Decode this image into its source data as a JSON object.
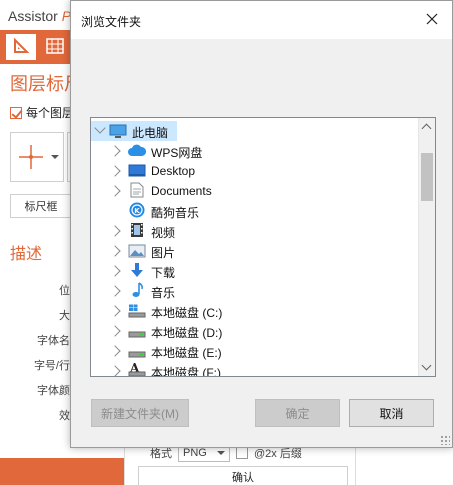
{
  "app": {
    "title_prefix": "Assistor ",
    "title_accent": "P",
    "layers_title": "图层标尺",
    "each_layer_label": "每个图层",
    "ruler_button": "标尺框",
    "desc_title": "描述",
    "props": [
      "位",
      "大",
      "字体名",
      "字号/行",
      "字体颜",
      "效"
    ],
    "format_label": "格式",
    "format_value": "PNG",
    "suffix_label": "@2x 后缀",
    "confirm_label": "确认",
    "accent_color": "#e0683a"
  },
  "dialog": {
    "title": "浏览文件夹",
    "tree": {
      "root": {
        "label": "此电脑",
        "icon": "computer-icon"
      },
      "items": [
        {
          "label": "WPS网盘",
          "icon": "cloud-icon"
        },
        {
          "label": "Desktop",
          "icon": "desktop-icon"
        },
        {
          "label": "Documents",
          "icon": "document-icon"
        },
        {
          "label": "酷狗音乐",
          "icon": "kugou-icon"
        },
        {
          "label": "视频",
          "icon": "video-icon"
        },
        {
          "label": "图片",
          "icon": "pictures-icon"
        },
        {
          "label": "下载",
          "icon": "download-icon"
        },
        {
          "label": "音乐",
          "icon": "music-icon"
        },
        {
          "label": "本地磁盘 (C:)",
          "icon": "windows-drive-icon"
        },
        {
          "label": "本地磁盘 (D:)",
          "icon": "drive-icon"
        },
        {
          "label": "本地磁盘 (E:)",
          "icon": "drive-icon"
        },
        {
          "label": "本地磁盘 (F:)",
          "icon": "font-drive-icon"
        }
      ]
    },
    "buttons": {
      "new_folder": "新建文件夹(M)",
      "ok": "确定",
      "cancel": "取消"
    }
  }
}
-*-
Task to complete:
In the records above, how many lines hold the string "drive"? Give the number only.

Exercise answer:
4